It’s initially difficult to know what to make of First Period, largely because it takes a while to get used to the fact the two main female characters are actually played by men. It’s certainly not the first time a film has done it, but there’s something about First Period that initially makes it feel particularly incongruous. I’m not sure what it is, but it may be because normally when it’s done, half the joke is the fact it’s a ‘man in a dress’, but that’s not true here, as it’s never even hinted that Cassie (Brandon Alexander III) and Maggie (Dudley Beene) are anything other than American teenage girls.
The film is a loving homage/send-up of 80s teen movies, with Cassie starting a new school and keen to be noticed and popular. However the moment she turns up the bitchy, popular clique are quick to ensure the slightly overweight girl knows she’s at the bottom of the social heap and that her dreams of popularity are laughable. She does however befriend Maggie, who’s about as unpopular as it’s possible to be, but has a good heart despite her occasional plans for murder.
Cassie’s efforts at gaining status seem doomed to come to nothing, but then she catches the wrath of the popular girls when she and Maggie enter the annual talent show. Heather and her friend, Other Heather, become determined the beat Cassie, no matter what it takes, and that includes making Cassie and Maggie think they’re popular in order to try and split them up. However the Heathers’ boyfriends may have a surprise for them.
First Period is certainly an unusual film, but it has an obvious love for the 80s teen flicks that it takes its inspiration from and its heart is absolutely in the right place. While a little overly silly at times, Brandon Alexander III’s script is at turns sweet and sometimes very funny indeed. The movie also ensures that it has a proper story with an emotional heart, which helps ensure that while objectively it’s very episodic (the early parts in particular are almost a series of comedy sketches), it flows extremely well and will keep a smile on your face.
To get the most from it, it is best to be familiar with the likes of Pretty In Pink and Sixteen Candles, but even if you don’t know those films First Period should keep you amused with its tongue in cheek pastiche and campy humour. Gay audiences should also appreciate Michael Turkin and Leigh Wakeford’s Dirk and Brett, as one of them may be in the closet and the other takes his shirt off whenever ordered. Plus, it all leads to a finale that gets as many guys to dance in their underwear as possible.

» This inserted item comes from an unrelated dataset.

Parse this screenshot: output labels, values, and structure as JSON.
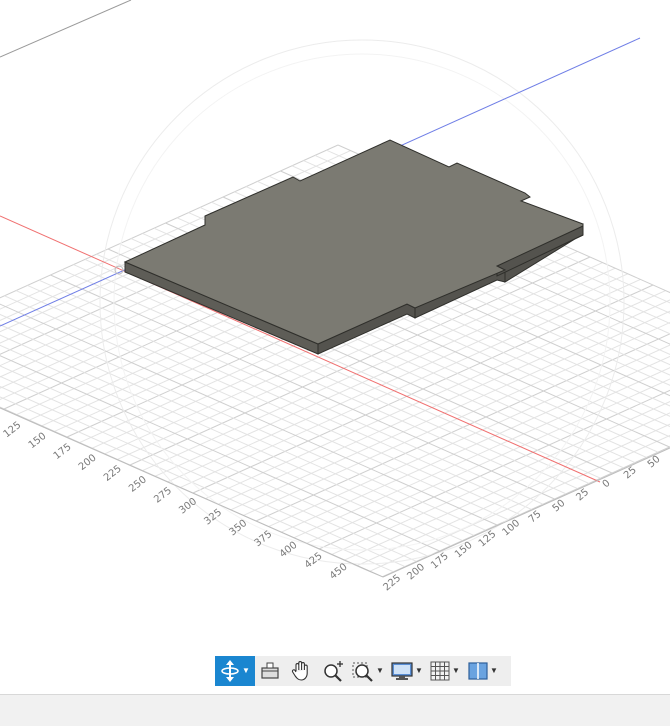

First Period is that rare film that was obviously made primarily for a gay audience while not being exceptionally gay in itself. Sure there are LGBT characters, but it’s more the perspective of the movie which is gay than the actual plot. That is interesting in itself, as it shows quite how ingrained heterosexuality is in nearly everything, and that it’s not just the characters and relationships in most entertainment that is straight, it’s the entire outlook that’s infused into everything. However we only tend to notice that when it’s stripped away and an overtly gay viewpoint is put in its place, as it is here.
We could do with more films like this, but I doubt we’ll get too many. It’s a shame, but if you like a film that’s a little silly, a little sweet, a bit camp and pretty funny, you could do a lot worse than First Period.

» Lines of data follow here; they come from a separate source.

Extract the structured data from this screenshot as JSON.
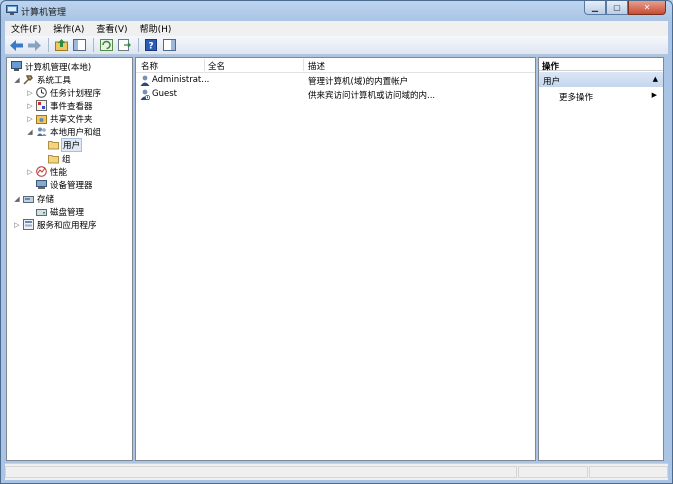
{
  "window": {
    "title": "计算机管理"
  },
  "menu": [
    {
      "label": "文件(F)"
    },
    {
      "label": "操作(A)"
    },
    {
      "label": "查看(V)"
    },
    {
      "label": "帮助(H)"
    }
  ],
  "toolbar": [
    "back-icon",
    "forward-icon",
    "up-folder-icon",
    "show-hide-tree-icon",
    "refresh-icon",
    "export-list-icon",
    "help-icon",
    "properties-pane-icon"
  ],
  "tree": [
    {
      "label": "计算机管理(本地)",
      "icon": "computer-management-icon",
      "expander": ""
    },
    {
      "label": "系统工具",
      "icon": "system-tools-icon",
      "expander": "◢"
    },
    {
      "label": "任务计划程序",
      "icon": "task-scheduler-icon",
      "expander": "▷"
    },
    {
      "label": "事件查看器",
      "icon": "event-viewer-icon",
      "expander": "▷"
    },
    {
      "label": "共享文件夹",
      "icon": "shared-folders-icon",
      "expander": "▷"
    },
    {
      "label": "本地用户和组",
      "icon": "local-users-groups-icon",
      "expander": "◢"
    },
    {
      "label": "用户",
      "icon": "folder-icon",
      "expander": ""
    },
    {
      "label": "组",
      "icon": "folder-icon",
      "expander": ""
    },
    {
      "label": "性能",
      "icon": "performance-icon",
      "expander": "▷"
    },
    {
      "label": "设备管理器",
      "icon": "device-manager-icon",
      "expander": ""
    },
    {
      "label": "存储",
      "icon": "storage-icon",
      "expander": "◢"
    },
    {
      "label": "磁盘管理",
      "icon": "disk-management-icon",
      "expander": ""
    },
    {
      "label": "服务和应用程序",
      "icon": "services-apps-icon",
      "expander": "▷"
    }
  ],
  "list": {
    "columns": [
      "名称",
      "全名",
      "描述"
    ],
    "rows": [
      {
        "name": "Administrat...",
        "fullname": "",
        "description": "管理计算机(域)的内置帐户"
      },
      {
        "name": "Guest",
        "fullname": "",
        "description": "供来宾访问计算机或访问域的内..."
      }
    ]
  },
  "actions": {
    "title": "操作",
    "group": "用户",
    "item": "更多操作"
  }
}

Overall Verdict: First Period manages to acutely pay homage to 80s teen flicks while subverting things at the same time, resulting in a film that’s a lot of fun and infused with a gay sensibility.
Reviewer: Tim Isaac